= Directions for this task =
Find every line in the material below with the string "title" and state how many there are, with no other text.

= Records for the task =
###
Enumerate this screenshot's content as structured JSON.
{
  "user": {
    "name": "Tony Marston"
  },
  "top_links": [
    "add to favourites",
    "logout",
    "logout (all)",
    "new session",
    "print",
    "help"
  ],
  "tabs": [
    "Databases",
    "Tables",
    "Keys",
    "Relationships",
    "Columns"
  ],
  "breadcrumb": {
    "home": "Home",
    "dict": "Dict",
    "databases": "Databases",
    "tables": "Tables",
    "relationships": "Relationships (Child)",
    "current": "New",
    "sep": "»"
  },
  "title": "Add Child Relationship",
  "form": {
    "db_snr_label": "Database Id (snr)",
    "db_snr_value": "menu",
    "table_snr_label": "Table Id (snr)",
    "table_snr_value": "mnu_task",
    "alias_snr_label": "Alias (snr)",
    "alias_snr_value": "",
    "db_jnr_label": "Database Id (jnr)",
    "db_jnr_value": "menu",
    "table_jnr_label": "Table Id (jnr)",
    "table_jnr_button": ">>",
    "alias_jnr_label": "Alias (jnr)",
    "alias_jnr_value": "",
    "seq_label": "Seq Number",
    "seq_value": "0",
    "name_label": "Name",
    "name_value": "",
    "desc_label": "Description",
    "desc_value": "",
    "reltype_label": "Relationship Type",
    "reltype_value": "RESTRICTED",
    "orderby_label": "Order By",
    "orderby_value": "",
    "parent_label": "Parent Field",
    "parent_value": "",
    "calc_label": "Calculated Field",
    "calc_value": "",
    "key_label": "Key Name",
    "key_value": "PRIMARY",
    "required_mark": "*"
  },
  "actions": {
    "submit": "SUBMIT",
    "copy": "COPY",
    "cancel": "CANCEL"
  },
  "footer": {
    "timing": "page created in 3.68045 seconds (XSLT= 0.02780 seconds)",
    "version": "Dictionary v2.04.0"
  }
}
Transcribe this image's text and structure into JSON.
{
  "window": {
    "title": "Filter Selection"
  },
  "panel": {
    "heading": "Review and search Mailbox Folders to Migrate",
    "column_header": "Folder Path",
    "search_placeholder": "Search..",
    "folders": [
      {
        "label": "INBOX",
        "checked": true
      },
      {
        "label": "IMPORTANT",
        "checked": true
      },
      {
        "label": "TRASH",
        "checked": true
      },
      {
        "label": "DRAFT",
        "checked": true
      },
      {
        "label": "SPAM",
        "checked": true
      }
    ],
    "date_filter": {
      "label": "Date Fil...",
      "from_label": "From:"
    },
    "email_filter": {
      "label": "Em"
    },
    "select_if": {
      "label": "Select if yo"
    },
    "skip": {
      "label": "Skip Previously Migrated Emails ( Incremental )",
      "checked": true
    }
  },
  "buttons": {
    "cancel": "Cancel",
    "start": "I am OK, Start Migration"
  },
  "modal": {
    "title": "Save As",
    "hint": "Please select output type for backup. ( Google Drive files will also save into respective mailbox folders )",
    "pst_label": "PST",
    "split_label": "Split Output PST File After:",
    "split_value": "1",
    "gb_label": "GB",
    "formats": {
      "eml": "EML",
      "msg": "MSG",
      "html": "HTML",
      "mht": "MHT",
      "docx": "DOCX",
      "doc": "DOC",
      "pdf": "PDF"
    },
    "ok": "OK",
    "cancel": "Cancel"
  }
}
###
= Your solution =
3